On December 7, Bast (named for the Egyptian cat goddess) took down her third Grade I race at 2 with a professional-looking score over Donna Veloce in the Starlet Stakes (USA-I) at Los Alamitos. The effort will probably make her an Eclipse Award nominee rather than an Eclipse winner, as she was fairly beaten by undefeated British Idiom in the Breeders' Cup Juvenile Fillies (USA-I). A look at her pedigree suggests that better things may be in store at 3, though, and the reason for that can be summed up in one word: Arch.
Not many Thoroughbred foals are inbred as closely as Bast, who has Arch 3x2 as the broodmare sire of her sire Uncle Mo and the sire of her dam Laffina. In her case, this cross builds on her second dam's being sired by 1992 Budweiser Irish Derby (IRE-I) winner St. Jovite to give a strong foundation of stamina, with the equally strong suggestion that she will be a better runner at 3 than 2---and quite possibly, better at 4 than 3 if she stays in training that long.
Bast's success at 2 is not necessarily a fluke, however. Her sire Uncle Mo was the American champion juvemile of 2010, and the aforementioned St. Jovite, though a top-class horse over a mile and a half at 3, was a champion at 2 in Ireland. Further, Bast comes from the female family of Quick Touch (by Count Fleet), which has produced its fair share of precocious runners.
While Quick Touch was bred for stamina, her primary gift to her three stakes-winning daughters (headed by 1958 American champion 2-year-old filly Quill, by Princequillo) was speed. Quill trained on to be a major stakes winner at 3 and 4 and proved a fine producer of staying runners as well, but her half sister Capelet (by the speedy Bolero) won the 1956 Frizette Stakes and afterward failed to distinguish herself further on the track. Her producing career reflected the form she had shown while racing as her best runner, Traffic (by Traffic Judge), won the 1963 Hopeful Stakes and did nothing after running second in the 1964 Gotham Stakes.
Nature, a stakes-placed half sister by Nashua to Traffic, was sounder and later-maturing but not as brilliant. She threw back to her speedy female line as a broodmare, with her best runner being 1979 Astarita Stakes (USA-III) winner Royal Suite (by Majestic Prince), who was also a runner-up in two Grade I events as a juvenile. Perhaps in an effort to breed more stamina back into the line, Royal Suite's winning full sister Majestic Nature was bed to St. Jovite, yielding stakes-placed St. Lucinda.

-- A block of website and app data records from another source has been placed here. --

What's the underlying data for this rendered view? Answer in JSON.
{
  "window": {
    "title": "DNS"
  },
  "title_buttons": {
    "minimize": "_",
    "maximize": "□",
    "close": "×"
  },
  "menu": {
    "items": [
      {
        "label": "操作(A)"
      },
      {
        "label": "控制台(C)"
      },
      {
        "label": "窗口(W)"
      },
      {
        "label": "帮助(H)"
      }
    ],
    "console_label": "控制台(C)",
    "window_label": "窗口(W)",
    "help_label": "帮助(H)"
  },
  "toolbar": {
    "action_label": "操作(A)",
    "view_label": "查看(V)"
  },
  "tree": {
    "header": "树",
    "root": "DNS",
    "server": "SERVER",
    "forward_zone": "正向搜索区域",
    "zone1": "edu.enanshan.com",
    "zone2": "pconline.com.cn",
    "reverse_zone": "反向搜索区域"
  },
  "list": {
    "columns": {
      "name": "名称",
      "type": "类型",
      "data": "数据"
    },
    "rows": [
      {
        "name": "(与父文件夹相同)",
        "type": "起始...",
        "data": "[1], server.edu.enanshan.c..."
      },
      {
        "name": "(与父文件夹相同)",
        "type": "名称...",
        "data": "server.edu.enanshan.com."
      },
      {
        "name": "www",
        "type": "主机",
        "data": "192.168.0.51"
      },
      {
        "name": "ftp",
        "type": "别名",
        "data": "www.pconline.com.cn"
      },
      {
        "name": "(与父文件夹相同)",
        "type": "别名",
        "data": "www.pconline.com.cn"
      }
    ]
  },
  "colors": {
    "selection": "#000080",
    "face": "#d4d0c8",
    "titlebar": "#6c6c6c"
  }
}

St. Lucinda did her best running on turf over intermediate distances and was listed-placed at both 2 and 3. She produced three stakes winners as a broodmare and was clearly at her best when bred to stallions with some demonstrated speed. Her best runner was Mananan McLir (by Royal Academy), who won the 2002 American Derby (USA-IIT).
Laffina, St. Lucinda's foal by Arch, apparently failed to pick up on the speed inherent in Arch's female family (that of 1983 American champion 2-year-old filly Althea) or in her own dam line and was probably simply too stamina-oriented to be very successful in American racing. For her, a sire with real speed was a necessity, and Uncle Mo certainly fit that bill even though many horsemen would have raised an eyebrow at the close inbreeding involved. Bast is the result of Laffina's first mating, and the mare has since produced a 2018 colt by California Chrome and a 2019 filly by Pioneerof the Nile before being bred back to Ghostzapper.
As previously noted, Quill---who as a daughter of Princequillo could be expected to stay---was both a top juvenile and a highly effective runner later. On pedigree, at least, Bast appears poised to follow the example of this distinguished member of her female family. If she does, then 2020---at least in the sophomore filly division---may well be the year of the cat.
This American champion sire was the first 20th-century horse to lead the general sire list after first standing in New York (he was champion sire after moving to Kentucky). He was also a champion on the track and was the last champion sired by his famous sire, also a leader of the American general sire list. Who was he?
I'm Avalyn Hunter, an author, pedigree researcher and longtime racing fan.